● Task details: Figure out how many lines in the records below hold the string "vcxproj". That number alone is the answer.

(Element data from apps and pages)
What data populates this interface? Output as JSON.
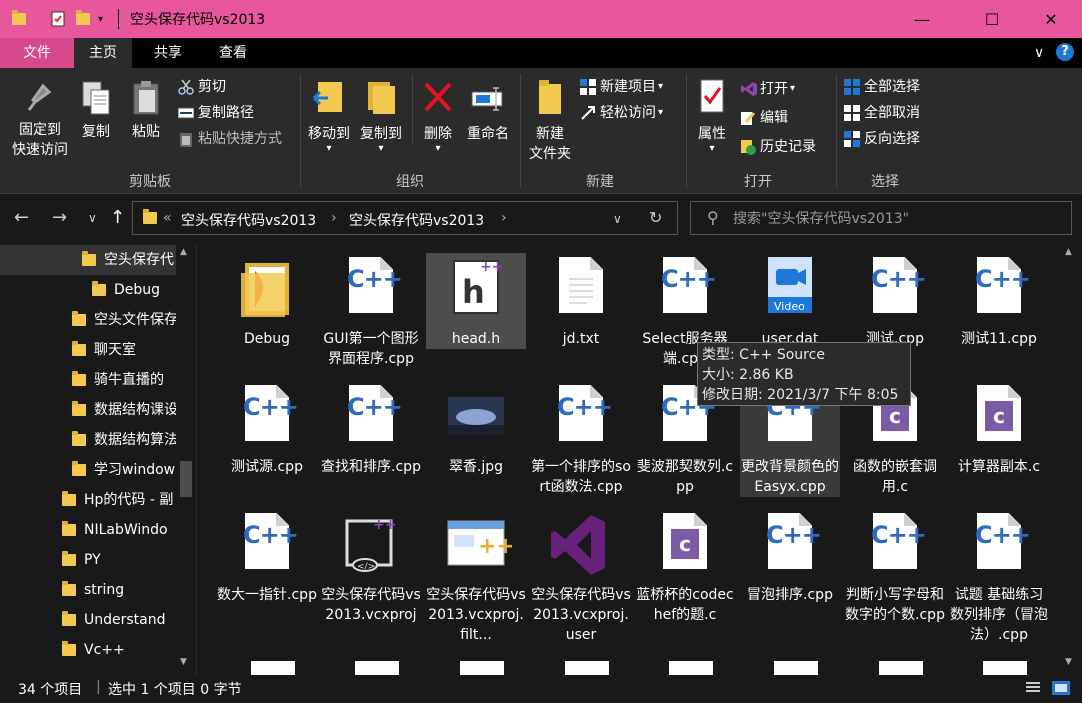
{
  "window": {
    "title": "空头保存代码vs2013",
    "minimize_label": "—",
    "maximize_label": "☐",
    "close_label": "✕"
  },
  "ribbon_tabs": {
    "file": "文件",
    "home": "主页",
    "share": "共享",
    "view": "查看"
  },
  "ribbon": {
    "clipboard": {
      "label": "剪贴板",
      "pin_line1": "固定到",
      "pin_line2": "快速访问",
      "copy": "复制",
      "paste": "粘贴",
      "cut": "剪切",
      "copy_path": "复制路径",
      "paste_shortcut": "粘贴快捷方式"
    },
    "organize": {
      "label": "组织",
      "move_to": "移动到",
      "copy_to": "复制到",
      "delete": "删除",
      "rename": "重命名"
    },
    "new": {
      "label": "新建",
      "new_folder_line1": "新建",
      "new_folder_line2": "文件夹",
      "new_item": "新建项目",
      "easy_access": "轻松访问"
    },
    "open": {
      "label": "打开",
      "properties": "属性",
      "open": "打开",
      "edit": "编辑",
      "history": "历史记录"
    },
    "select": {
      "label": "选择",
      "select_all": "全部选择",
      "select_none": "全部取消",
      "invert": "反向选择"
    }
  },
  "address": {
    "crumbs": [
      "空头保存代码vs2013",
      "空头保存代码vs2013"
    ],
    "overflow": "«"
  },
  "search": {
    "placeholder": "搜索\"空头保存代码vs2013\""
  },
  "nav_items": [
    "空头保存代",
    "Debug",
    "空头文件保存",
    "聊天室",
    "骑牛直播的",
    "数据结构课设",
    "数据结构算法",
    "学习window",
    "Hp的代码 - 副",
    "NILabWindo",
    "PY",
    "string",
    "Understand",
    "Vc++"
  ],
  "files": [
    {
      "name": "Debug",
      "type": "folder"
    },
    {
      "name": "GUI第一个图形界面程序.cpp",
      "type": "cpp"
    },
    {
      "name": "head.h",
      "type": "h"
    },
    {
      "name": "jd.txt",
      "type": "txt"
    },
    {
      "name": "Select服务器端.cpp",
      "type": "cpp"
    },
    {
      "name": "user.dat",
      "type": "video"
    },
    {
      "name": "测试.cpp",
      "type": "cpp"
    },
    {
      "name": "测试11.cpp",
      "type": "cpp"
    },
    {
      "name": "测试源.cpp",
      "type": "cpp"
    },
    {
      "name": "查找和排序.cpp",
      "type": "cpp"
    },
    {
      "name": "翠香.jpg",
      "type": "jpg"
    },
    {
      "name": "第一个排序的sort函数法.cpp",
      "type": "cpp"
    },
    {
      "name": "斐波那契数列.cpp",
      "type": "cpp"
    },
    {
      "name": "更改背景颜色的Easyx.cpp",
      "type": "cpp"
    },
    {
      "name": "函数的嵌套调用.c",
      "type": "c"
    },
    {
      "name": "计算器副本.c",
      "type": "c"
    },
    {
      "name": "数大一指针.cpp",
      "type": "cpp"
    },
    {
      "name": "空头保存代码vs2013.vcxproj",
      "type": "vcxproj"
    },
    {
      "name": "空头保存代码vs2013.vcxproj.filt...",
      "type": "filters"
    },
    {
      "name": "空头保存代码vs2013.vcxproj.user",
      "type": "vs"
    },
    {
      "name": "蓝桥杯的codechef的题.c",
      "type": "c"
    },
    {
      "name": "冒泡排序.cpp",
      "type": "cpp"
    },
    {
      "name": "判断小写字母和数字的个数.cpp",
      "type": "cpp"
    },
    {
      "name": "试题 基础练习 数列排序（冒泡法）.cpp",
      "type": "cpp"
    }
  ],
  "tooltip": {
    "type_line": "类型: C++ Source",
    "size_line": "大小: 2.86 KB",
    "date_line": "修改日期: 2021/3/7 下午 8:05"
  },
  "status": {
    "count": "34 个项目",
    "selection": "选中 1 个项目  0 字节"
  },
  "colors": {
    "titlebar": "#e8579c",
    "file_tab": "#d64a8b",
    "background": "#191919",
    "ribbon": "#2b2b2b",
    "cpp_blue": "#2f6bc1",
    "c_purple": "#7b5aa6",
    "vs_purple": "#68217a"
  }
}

● Answer: 4